WHAT IS REQUIRED:
Leaving the pictures aside, reproduce the data in full and word for word.

(Entries taken from a collection)
□ □ □ □ □ □ □
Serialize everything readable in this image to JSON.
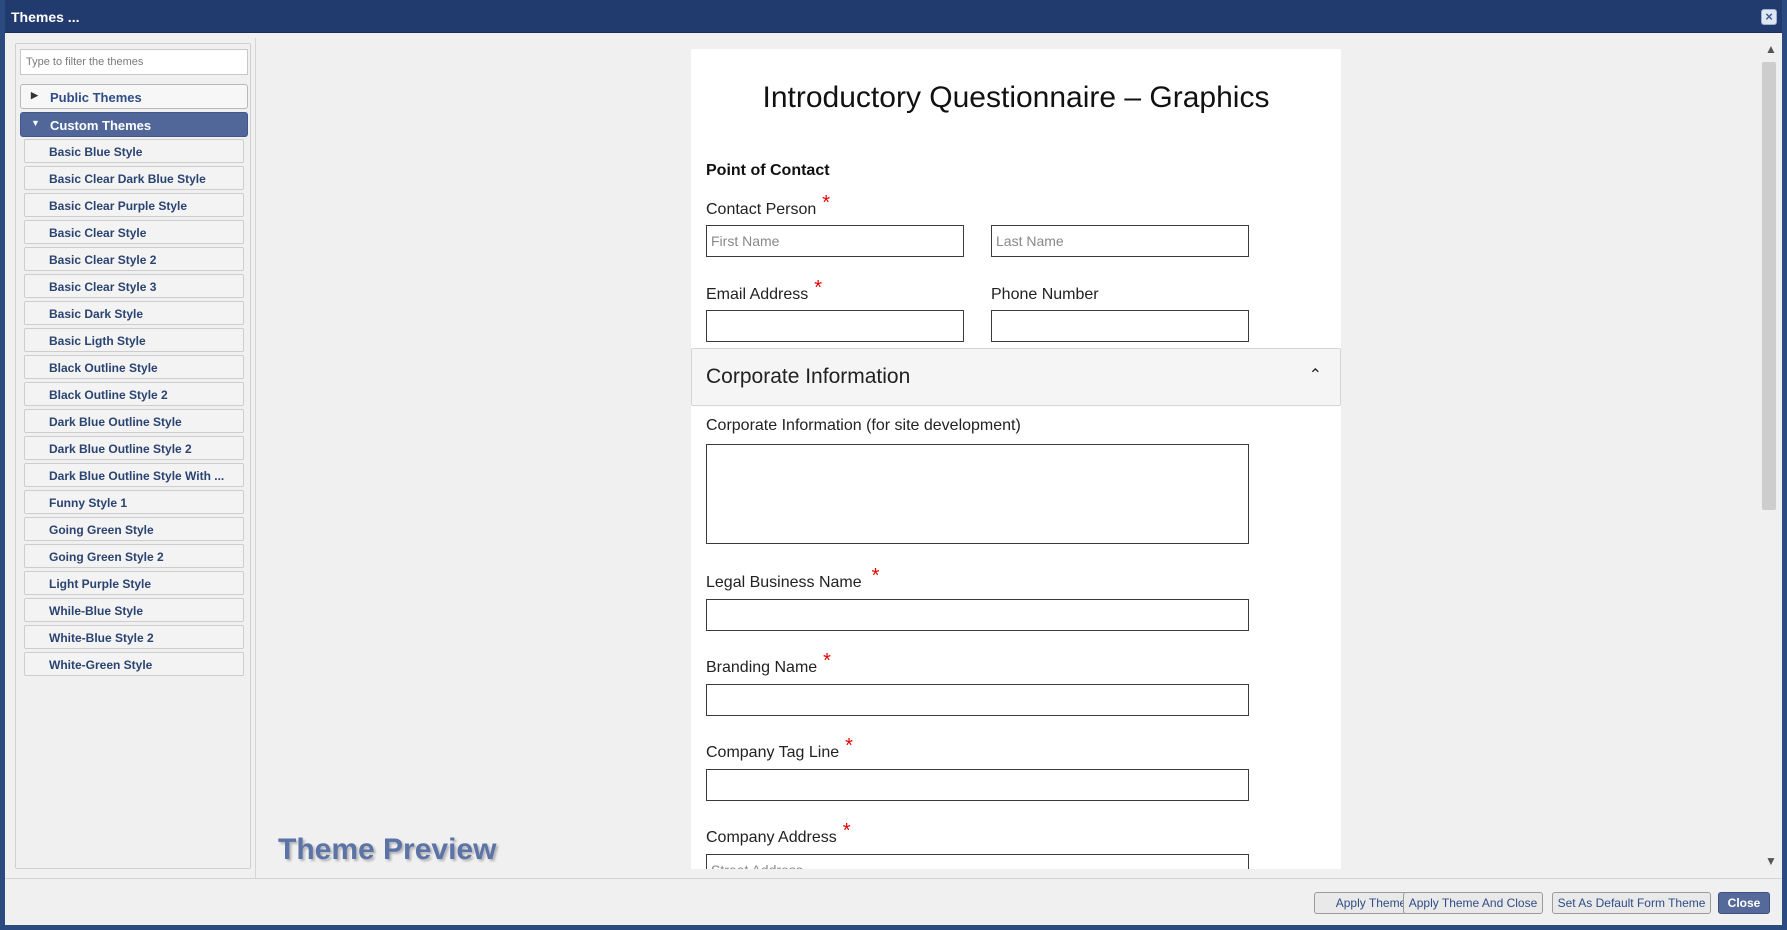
{
  "window": {
    "title": "Themes ...",
    "close_icon": "×"
  },
  "sidebar": {
    "filter_placeholder": "Type to filter the themes",
    "groups": [
      {
        "label": "Public Themes",
        "expanded": false,
        "arrow": "▶"
      },
      {
        "label": "Custom Themes",
        "expanded": true,
        "arrow": "▼"
      }
    ],
    "themes": [
      "Basic Blue Style",
      "Basic Clear Dark Blue Style",
      "Basic Clear Purple Style",
      "Basic Clear Style",
      "Basic Clear Style 2",
      "Basic Clear Style 3",
      "Basic Dark Style",
      "Basic Ligth Style",
      "Black Outline Style",
      "Black Outline Style 2",
      "Dark Blue Outline Style",
      "Dark Blue Outline Style 2",
      "Dark Blue Outline Style With ...",
      "Funny Style 1",
      "Going Green Style",
      "Going Green Style 2",
      "Light Purple Style",
      "While-Blue Style",
      "White-Blue Style 2",
      "White-Green Style"
    ]
  },
  "preview": {
    "watermark": "Theme Preview",
    "scroll_up": "▲",
    "scroll_down": "▼",
    "form": {
      "title": "Introductory Questionnaire – Graphics",
      "section_point_of_contact": "Point of Contact",
      "contact_person_label": "Contact Person",
      "first_name_placeholder": "First Name",
      "last_name_placeholder": "Last Name",
      "email_label": "Email Address",
      "phone_label": "Phone Number",
      "corporate_section_title": "Corporate Information",
      "corporate_chevron": "⌃",
      "corporate_info_label": "Corporate Information (for site development)",
      "legal_business_name_label": "Legal Business Name",
      "branding_name_label": "Branding Name",
      "company_tag_line_label": "Company Tag Line",
      "company_address_label": "Company Address",
      "street_address_placeholder": "Street Address",
      "required_mark": "*"
    }
  },
  "footer": {
    "buttons": [
      "Apply Theme",
      "Apply Theme And Close",
      "Set As Default Form Theme",
      "Close"
    ]
  },
  "colors": {
    "titlebar": "#223b6e",
    "selected_group": "#51679a",
    "primary_button": "#56699b",
    "required": "#e60000"
  }
}
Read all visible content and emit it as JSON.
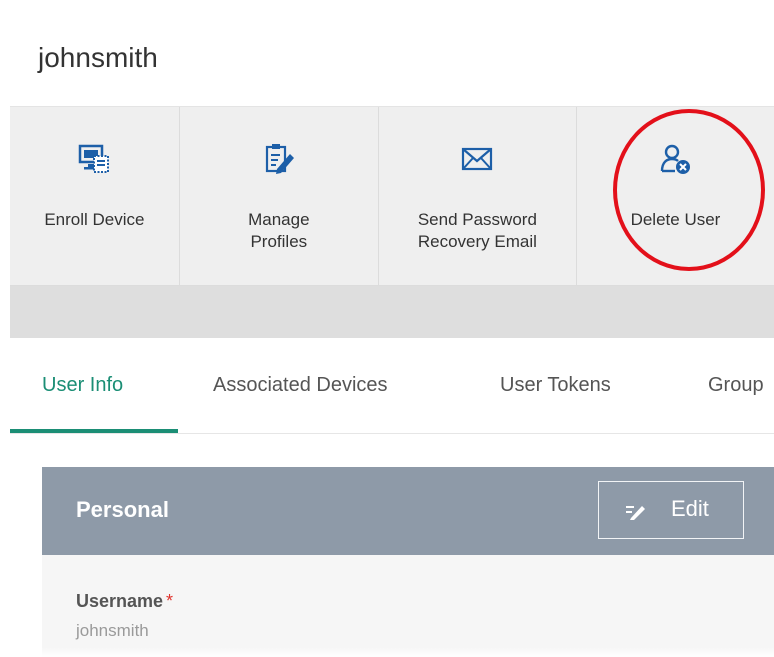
{
  "header": {
    "title": "johnsmith"
  },
  "toolbar": {
    "items": [
      {
        "label": "Enroll Device",
        "icon": "enroll-device-icon"
      },
      {
        "label": "Manage\nProfiles",
        "icon": "manage-profiles-icon"
      },
      {
        "label": "Send Password\nRecovery Email",
        "icon": "envelope-icon"
      },
      {
        "label": "Delete User",
        "icon": "delete-user-icon"
      }
    ]
  },
  "tabs": {
    "items": [
      {
        "label": "User Info",
        "active": true
      },
      {
        "label": "Associated Devices"
      },
      {
        "label": "User Tokens"
      },
      {
        "label": "Group"
      }
    ]
  },
  "card": {
    "title": "Personal",
    "edit_label": "Edit",
    "fields": [
      {
        "label": "Username",
        "required_mark": "*",
        "value": "johnsmith"
      }
    ]
  },
  "colors": {
    "accent": "#1b8e75",
    "icon_blue": "#1d5fa8",
    "card_header": "#8e9aa8",
    "annotation": "#e3101a",
    "required": "#e0322c"
  }
}
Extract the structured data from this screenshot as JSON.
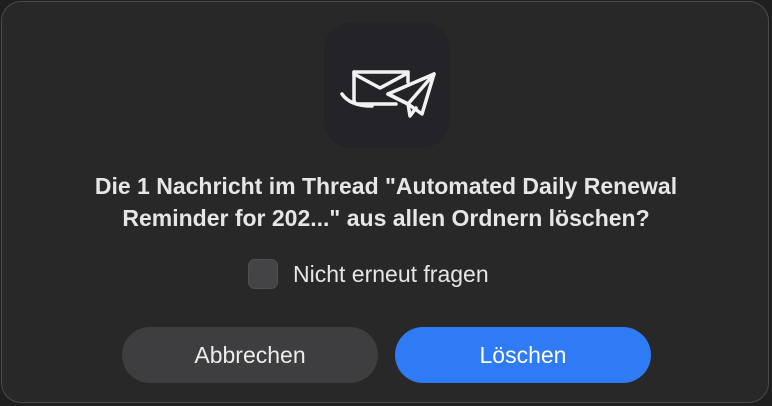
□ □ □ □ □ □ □
SOLUTION FOR THIS EXERCISE:
Serialize everything readable in this image to JSON.
{
  "window": {
    "title": "Themes ...",
    "close_icon": "×"
  },
  "sidebar": {
    "filter_placeholder": "Type to filter the themes",
    "groups": [
      {
        "label": "Public Themes",
        "expanded": false,
        "arrow": "▶"
      },
      {
        "label": "Custom Themes",
        "expanded": true,
        "arrow": "▼"
      }
    ],
    "themes": [
      "Basic Blue Style",
      "Basic Clear Dark Blue Style",
      "Basic Clear Purple Style",
      "Basic Clear Style",
      "Basic Clear Style 2",
      "Basic Clear Style 3",
      "Basic Dark Style",
      "Basic Ligth Style",
      "Black Outline Style",
      "Black Outline Style 2",
      "Dark Blue Outline Style",
      "Dark Blue Outline Style 2",
      "Dark Blue Outline Style With ...",
      "Funny Style 1",
      "Going Green Style",
      "Going Green Style 2",
      "Light Purple Style",
      "While-Blue Style",
      "White-Blue Style 2",
      "White-Green Style"
    ]
  },
  "preview": {
    "watermark": "Theme Preview",
    "scroll_up": "▲",
    "scroll_down": "▼",
    "form": {
      "title": "Introductory Questionnaire – Graphics",
      "section_point_of_contact": "Point of Contact",
      "contact_person_label": "Contact Person",
      "first_name_placeholder": "First Name",
      "last_name_placeholder": "Last Name",
      "email_label": "Email Address",
      "phone_label": "Phone Number",
      "corporate_section_title": "Corporate Information",
      "corporate_chevron": "⌃",
      "corporate_info_label": "Corporate Information (for site development)",
      "legal_business_name_label": "Legal Business Name",
      "branding_name_label": "Branding Name",
      "company_tag_line_label": "Company Tag Line",
      "company_address_label": "Company Address",
      "street_address_placeholder": "Street Address",
      "required_mark": "*"
    }
  },
  "footer": {
    "buttons": [
      "Apply Theme",
      "Apply Theme And Close",
      "Set As Default Form Theme",
      "Close"
    ]
  },
  "colors": {
    "titlebar": "#223b6e",
    "selected_group": "#51679a",
    "primary_button": "#56699b",
    "required": "#e60000"
  }
}
Read all visible content and emit it as JSON.
{
  "header": {
    "title": "johnsmith"
  },
  "toolbar": {
    "items": [
      {
        "label": "Enroll Device",
        "icon": "enroll-device-icon"
      },
      {
        "label": "Manage\nProfiles",
        "icon": "manage-profiles-icon"
      },
      {
        "label": "Send Password\nRecovery Email",
        "icon": "envelope-icon"
      },
      {
        "label": "Delete User",
        "icon": "delete-user-icon"
      }
    ]
  },
  "tabs": {
    "items": [
      {
        "label": "User Info",
        "active": true
      },
      {
        "label": "Associated Devices"
      },
      {
        "label": "User Tokens"
      },
      {
        "label": "Group"
      }
    ]
  },
  "card": {
    "title": "Personal",
    "edit_label": "Edit",
    "fields": [
      {
        "label": "Username",
        "required_mark": "*",
        "value": "johnsmith"
      }
    ]
  },
  "colors": {
    "accent": "#1b8e75",
    "icon_blue": "#1d5fa8",
    "card_header": "#8e9aa8",
    "annotation": "#e3101a",
    "required": "#e0322c"
  }
}
Extract the structured data from this screenshot as JSON.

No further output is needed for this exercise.